The substrate is likewise charged uniformly with a transfer corotron 66, so that the toner is taken from the transfer drum 65. As an alternative to charging by means of a transfer corotron 66, it is also easily possible to achieve uniform charging by direct electrical contact with a voltage source, since the surface of the substrate 2, on account of the prior coating with a conductive electrode layer 5, has a good conductivity and the charge is distributed uniformly.
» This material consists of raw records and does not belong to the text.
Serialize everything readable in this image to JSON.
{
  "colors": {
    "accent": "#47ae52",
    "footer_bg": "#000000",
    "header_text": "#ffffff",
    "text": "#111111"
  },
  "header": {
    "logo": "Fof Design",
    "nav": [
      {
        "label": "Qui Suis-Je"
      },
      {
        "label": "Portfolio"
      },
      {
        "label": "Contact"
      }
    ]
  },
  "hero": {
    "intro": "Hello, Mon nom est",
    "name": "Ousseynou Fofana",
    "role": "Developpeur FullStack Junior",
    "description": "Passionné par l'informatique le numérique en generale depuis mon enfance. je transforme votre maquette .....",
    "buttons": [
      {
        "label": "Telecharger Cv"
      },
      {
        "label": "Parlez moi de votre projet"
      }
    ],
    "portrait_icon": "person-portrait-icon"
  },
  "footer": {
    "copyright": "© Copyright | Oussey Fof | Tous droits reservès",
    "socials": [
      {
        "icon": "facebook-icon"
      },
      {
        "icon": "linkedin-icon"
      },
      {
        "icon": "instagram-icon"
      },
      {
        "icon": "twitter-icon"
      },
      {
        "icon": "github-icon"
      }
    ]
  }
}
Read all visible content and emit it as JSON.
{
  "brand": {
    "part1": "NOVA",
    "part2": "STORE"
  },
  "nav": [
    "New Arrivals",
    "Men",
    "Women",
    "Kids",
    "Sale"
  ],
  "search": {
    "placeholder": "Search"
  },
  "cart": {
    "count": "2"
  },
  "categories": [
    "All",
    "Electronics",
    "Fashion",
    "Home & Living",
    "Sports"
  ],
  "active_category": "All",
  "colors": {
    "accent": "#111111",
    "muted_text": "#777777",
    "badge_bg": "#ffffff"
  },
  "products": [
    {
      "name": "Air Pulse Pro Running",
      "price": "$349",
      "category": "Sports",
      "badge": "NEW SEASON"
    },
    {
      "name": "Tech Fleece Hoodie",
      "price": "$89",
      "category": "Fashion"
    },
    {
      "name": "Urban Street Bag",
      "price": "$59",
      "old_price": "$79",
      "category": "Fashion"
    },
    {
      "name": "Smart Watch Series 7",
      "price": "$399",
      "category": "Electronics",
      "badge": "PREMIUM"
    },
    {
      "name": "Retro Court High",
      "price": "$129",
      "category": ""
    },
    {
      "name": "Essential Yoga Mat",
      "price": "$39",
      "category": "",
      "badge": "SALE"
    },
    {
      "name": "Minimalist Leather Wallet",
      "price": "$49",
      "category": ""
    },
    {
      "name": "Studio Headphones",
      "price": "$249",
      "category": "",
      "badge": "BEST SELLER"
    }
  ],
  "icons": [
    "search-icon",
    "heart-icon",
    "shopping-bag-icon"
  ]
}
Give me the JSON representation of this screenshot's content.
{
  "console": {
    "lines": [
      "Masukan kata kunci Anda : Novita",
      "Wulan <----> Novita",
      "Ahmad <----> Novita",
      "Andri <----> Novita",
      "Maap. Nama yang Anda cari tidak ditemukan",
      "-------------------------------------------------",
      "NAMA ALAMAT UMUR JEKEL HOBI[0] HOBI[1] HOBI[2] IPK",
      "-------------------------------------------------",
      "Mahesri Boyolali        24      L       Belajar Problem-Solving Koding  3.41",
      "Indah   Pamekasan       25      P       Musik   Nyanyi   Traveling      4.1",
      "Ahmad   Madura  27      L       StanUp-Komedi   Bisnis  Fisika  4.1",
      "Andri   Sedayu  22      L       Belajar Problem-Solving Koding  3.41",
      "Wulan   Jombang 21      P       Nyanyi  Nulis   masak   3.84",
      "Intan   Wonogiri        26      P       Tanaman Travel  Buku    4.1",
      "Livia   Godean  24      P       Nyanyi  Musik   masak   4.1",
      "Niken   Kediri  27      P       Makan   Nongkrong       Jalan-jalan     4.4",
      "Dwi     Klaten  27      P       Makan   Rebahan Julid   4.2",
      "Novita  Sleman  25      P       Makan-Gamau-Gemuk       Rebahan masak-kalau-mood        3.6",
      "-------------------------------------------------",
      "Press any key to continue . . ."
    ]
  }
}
In a subsequent fixing operation, the surface which has been coated with the toner is heated to a moderate temperature of below 250° C., typically between 120 and 180° C., and the toner is solidified.
A further process variant of the electrophotographic coating provides for the substrate 2 to be heated in advance, for example to a temperature of <200° C., preferably between 100° C. and 150° C., and for the resistive or insulating material, in the form of a toner, then to be transferred by means of contact with the transfer drum 65. In this case, there is no need for the toner to be fixed following the transfer. In this case, the transfer corotrons 66 referred to above can also be dispensed with.
This operation of applying a resistive layer with at least one structure is advantageous, inter alia, because the coating can be carried out relatively quickly and there is no need for a drying phase.
With an electrophotographic coating of this type, it is possible to achieve a lateral resolution in the structure of <100 μm, preferably <50 μm. It is possible to carry out both gray scale printing with a variable layer thickness, for example with a layer thickness of between 1 μm and 8 μm, and halftone printing in order to achieve graduated brightnesses of the luminous image. In addition, if colored toners are used, it is possible to produce colored resistive layers. The fixing operation with fusion of the toner particles also leads in particular to rounding of the edge region, with the result that the structures do not have any steep flanks.
By repeating the printing operation a number of times, it is also easy to apply a structure of the resistive layer in such a way that it has regions with layer thicknesses which vary in steps. It is also possible, by repeating the printing operation a number of times with differently colored toners, to produce multicolored prints in order to improve the functionality or the esthetic appearance of the visible resistive layer.
In addition to the non-impact printing processes described above, the resistive layer can also be applied using processes which require a mask or the like. Examples of these include screen printing or flexographic printing processes. However, in this case individually configuring the resistive layer in small runs is generally more time-consuming and expensive on account of the need to produce the mask.